Comics Direct Market 50th Anniversary.”
Even from a distance of nearly four decades, 1986 still stands out as a landmark year for the comics business. At the highest level, it was the year of The Dark Knight Returns, Watchmen and Maus, the “big three” that put comics on the cultural radar for the first time. But it was also the year when the Direct Market model proved that creating comics for the most devoted and discerning readers was the future of the business.
Beyond the big three. The glow of year’s top titles tends to outshine what else was going on in comics that year, which is a shame because there was an embarrassment of riches. First, consider the year’s three most celebrated auteurs, Frank Miller, Alan Moore and Art Spiegelman.
Moore was also recruited to write a special two-part Superman story, bidding farewell to the Silver Age version of the character. The story Moore uncorked for the occasion, “Whatever Happened to the Man of Tomorrow?” (drawn by Curt Swan with Murphy Anderson and George Perez), at once captures, comments on and memorializes the storytelling style that millions associated with the iconic hero, and remains one of the single greatest superhero stories ever done. In his spare time, Moore continued to grind away on Marvelman (known as Miracleman in the editions that Eclipse Comics brought out in the US). He also wrote and even drew several other strips in the UK.
Rise of the indies. Pull the lens out further on 1986 and you’ll spot a bunch of other work drawing notice from fans and critics.

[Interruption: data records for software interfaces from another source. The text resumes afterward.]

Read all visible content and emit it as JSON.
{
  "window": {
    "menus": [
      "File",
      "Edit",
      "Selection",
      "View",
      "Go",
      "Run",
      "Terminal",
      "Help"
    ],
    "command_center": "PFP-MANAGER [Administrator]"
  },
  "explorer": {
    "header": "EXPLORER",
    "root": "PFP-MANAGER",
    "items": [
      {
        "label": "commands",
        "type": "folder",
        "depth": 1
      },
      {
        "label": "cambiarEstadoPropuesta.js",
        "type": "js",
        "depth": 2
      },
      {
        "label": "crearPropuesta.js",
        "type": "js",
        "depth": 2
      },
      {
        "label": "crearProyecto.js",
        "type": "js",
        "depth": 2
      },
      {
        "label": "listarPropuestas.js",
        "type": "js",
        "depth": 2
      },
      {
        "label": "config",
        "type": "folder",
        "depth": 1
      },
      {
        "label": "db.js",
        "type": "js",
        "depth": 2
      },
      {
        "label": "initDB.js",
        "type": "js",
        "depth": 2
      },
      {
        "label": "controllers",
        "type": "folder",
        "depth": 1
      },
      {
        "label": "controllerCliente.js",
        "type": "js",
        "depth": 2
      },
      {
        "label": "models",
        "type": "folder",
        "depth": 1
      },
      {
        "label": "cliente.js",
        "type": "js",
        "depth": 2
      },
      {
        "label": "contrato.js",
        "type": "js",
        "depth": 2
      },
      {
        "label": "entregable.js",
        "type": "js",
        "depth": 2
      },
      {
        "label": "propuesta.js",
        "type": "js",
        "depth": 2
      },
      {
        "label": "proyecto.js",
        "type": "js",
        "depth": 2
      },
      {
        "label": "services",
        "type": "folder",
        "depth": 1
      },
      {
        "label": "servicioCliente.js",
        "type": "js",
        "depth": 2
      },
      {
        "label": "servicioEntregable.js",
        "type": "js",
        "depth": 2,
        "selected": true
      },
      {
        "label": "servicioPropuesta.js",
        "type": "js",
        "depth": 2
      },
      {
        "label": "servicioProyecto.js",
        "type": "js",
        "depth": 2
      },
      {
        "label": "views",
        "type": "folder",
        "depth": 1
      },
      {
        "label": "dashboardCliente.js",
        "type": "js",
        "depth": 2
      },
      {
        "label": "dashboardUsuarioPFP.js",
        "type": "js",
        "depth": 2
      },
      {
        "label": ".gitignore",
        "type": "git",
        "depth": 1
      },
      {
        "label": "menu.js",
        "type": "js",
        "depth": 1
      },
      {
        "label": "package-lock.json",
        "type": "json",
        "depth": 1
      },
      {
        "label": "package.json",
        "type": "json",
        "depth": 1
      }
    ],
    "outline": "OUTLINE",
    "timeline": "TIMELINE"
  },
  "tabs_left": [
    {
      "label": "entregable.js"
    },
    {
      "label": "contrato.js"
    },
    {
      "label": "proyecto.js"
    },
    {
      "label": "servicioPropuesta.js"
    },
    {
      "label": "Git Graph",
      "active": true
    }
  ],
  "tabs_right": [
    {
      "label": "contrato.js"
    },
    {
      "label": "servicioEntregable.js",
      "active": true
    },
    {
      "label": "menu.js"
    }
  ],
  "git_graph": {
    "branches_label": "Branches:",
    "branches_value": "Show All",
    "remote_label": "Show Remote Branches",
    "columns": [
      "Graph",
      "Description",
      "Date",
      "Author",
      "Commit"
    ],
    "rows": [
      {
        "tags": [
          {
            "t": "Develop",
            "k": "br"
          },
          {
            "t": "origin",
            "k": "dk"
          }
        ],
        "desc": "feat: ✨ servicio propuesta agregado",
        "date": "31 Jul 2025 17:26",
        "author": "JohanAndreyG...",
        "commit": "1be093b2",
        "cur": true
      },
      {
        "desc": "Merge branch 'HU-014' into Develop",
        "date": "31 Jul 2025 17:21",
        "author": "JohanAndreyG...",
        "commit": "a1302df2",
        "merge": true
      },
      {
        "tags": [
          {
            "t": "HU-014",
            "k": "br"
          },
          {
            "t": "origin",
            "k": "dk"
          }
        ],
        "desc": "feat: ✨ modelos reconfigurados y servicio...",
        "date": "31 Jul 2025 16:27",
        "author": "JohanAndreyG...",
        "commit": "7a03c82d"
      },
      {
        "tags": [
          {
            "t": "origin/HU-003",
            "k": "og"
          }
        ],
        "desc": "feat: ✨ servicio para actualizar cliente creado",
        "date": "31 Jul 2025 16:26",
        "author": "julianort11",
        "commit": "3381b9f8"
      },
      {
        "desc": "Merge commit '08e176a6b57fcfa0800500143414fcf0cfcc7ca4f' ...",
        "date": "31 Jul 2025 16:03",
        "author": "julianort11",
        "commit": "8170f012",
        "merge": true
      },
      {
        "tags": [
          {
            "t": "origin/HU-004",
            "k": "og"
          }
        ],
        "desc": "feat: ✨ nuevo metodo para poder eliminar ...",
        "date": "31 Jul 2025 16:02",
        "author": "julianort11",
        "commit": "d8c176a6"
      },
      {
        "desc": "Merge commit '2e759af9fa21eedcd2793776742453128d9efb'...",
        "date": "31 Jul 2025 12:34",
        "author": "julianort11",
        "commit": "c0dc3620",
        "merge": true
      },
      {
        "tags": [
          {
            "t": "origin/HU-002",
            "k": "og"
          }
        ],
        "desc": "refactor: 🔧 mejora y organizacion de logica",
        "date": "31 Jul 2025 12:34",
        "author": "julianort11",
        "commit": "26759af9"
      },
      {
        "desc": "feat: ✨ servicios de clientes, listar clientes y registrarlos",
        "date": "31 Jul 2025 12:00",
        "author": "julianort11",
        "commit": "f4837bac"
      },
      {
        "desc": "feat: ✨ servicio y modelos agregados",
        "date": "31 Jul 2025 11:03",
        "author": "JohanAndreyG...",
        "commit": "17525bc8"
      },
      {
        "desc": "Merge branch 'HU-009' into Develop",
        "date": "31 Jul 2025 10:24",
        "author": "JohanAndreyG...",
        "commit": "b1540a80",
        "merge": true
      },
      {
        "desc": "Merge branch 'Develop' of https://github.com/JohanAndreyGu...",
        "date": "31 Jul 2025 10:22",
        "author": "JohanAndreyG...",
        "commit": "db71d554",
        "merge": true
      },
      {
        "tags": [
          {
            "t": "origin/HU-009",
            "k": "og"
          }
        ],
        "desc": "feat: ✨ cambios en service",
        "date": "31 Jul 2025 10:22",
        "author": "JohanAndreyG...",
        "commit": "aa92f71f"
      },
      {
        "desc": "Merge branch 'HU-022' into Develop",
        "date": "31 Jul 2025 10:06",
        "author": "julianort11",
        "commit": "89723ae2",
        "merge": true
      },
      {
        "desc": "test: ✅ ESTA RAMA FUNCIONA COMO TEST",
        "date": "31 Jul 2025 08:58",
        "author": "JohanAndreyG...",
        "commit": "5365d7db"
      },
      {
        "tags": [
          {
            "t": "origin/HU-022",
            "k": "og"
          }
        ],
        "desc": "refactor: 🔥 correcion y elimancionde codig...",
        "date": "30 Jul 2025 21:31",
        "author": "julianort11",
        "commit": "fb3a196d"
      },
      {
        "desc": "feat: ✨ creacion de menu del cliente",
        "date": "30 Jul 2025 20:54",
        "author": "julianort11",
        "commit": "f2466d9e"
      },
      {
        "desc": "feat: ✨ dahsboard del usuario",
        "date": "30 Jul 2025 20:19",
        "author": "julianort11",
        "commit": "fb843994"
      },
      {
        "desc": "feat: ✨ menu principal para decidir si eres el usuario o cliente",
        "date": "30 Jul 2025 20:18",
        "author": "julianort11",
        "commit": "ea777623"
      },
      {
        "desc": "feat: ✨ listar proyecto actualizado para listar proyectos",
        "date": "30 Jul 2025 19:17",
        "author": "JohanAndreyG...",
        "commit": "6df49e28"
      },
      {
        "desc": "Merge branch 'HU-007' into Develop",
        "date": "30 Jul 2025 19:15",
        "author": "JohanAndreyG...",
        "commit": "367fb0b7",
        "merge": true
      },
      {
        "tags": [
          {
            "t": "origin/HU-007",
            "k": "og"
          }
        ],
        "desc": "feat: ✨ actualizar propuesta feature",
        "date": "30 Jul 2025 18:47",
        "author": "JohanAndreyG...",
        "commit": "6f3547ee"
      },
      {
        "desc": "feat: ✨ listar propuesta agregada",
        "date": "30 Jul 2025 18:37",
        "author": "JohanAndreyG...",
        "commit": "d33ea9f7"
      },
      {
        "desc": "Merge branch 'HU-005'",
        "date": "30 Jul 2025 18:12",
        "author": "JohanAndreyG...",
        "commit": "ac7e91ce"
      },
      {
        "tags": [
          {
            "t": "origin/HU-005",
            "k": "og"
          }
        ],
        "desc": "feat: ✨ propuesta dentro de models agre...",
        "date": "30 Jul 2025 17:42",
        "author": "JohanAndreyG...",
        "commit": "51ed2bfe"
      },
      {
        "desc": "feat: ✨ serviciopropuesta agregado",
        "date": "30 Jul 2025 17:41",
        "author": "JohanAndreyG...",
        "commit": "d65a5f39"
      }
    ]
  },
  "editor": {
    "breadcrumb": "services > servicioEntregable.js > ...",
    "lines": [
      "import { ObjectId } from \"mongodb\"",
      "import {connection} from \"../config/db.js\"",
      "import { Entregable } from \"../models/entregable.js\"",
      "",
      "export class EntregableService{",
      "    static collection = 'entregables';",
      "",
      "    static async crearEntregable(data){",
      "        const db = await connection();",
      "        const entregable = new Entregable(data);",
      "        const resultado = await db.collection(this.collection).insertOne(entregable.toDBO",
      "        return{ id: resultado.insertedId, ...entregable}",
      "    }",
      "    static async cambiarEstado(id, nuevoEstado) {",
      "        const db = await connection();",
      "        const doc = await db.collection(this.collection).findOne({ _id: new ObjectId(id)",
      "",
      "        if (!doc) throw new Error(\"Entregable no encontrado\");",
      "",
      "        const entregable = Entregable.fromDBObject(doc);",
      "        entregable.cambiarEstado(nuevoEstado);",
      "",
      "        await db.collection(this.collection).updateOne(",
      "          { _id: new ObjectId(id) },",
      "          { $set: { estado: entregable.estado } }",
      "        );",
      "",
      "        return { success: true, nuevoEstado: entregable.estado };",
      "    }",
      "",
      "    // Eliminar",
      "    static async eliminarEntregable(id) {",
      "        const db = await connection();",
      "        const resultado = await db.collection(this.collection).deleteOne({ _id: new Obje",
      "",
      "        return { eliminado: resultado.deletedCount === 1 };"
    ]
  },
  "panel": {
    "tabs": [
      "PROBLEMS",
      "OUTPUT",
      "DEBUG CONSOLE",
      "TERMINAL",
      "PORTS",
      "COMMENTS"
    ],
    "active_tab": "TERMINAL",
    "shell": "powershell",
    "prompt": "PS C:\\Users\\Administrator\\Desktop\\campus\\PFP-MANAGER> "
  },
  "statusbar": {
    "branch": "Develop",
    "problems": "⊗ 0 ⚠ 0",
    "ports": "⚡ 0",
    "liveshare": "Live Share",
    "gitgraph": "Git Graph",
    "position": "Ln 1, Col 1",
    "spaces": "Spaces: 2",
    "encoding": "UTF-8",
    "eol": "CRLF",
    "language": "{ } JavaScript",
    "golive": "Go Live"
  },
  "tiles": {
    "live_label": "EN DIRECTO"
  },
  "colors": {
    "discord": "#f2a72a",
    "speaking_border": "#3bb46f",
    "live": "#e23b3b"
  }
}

Fantagraphics Books’ Love and Rockets hit a stellar high point in 1986 with the “Death of Speedy” storyline, written and drawn by Jaime Hernandez, whose cartooning had rounded into classic form. For fans who had little use for superheroes or genre material, that was the major story of the year right there.
Further down the racks, you might have been tempted by Samurai Penguin #1, the first offering from Slave Labor Graphics, a new publisher from San Jose, California. Or maybe you’d take a flier on Boris the Bear by James Dean Smith, Randy Stradley and Mike Richardson, published under the imprint Richardson had just spun up, Dark Horse Comics. Later that year, a second title, Dark Horse Presents, would introduce Paul Chadwick’s Concrete.
Oh, and DC Comics gave us a preview of the innovations of TDKR with Howard Chaykin’s The Shadow miniseries, rebooted Superman under the creative direction of John Byrne, and set the stage for George Perez’s reinvented Wonder Woman. Marvel Comics, which lacked some of these creative highlights, cried all the way to the bank with 70% of the market on the back of its burgeoning X-Men franchise.
Everyone was young and ambitious. There were a lot of reasons that 1986 was such a landmark year, but one of the less remarked-on ones has to do with demographics. The late 70s and early 80s saw a generational change in industry management, as founding publishers and veteran editors gave way to much younger leadership.
In 1986, DC publisher Jenette Kahn, who’d been on the job since 1976, was not yet 40; her lieutenant, then-vice president Paul Levitz, turned 30 in October, and one of the company’s more important editors, Karen Berger, was still in her 20s. Marvel was under the firm control of Editor-in-Chief Jim Shooter, 35, and staffed by his contemporaries. Most of the independent publishers were even younger; so were the distributors and retailers. This cohort reflected the tastes and values of their customers because they came out of the same culture, with the same ambitions to expand comics beyond their previous limits – and were at a stage of their careers where they were willing to take chances.
Today, a lot of the industry has aged in place, or the new crop of unruly risk-takers has been hemmed in by corporate management. If you want to look for the next 1986 in comics, look for the younger faces, if you can find them.
Looking back with envy. The Direct Market created a cozy circle of production, distribution and consumption that eventually closed around the throat of the industry, creating severe problems that linger on to the present day. But in 1986, it was an exciting and unprecedented convergence of talent, interests, passion and money. The resulting explosion of creative energy was almost inevitable.
The opinions expressed in this column are solely those of the writer, and do not necessarily reflect the views of the editorial staff of ICv2.com.
Rob Salkowitz (@robsalk) is the author of Comic-Con and the Business of Pop Culture and an Eisner-Award nominee.
Column by Rob Salkowitz
Posted by Rob Salkowitz on November 20, 2023 @ 5:57 pm CT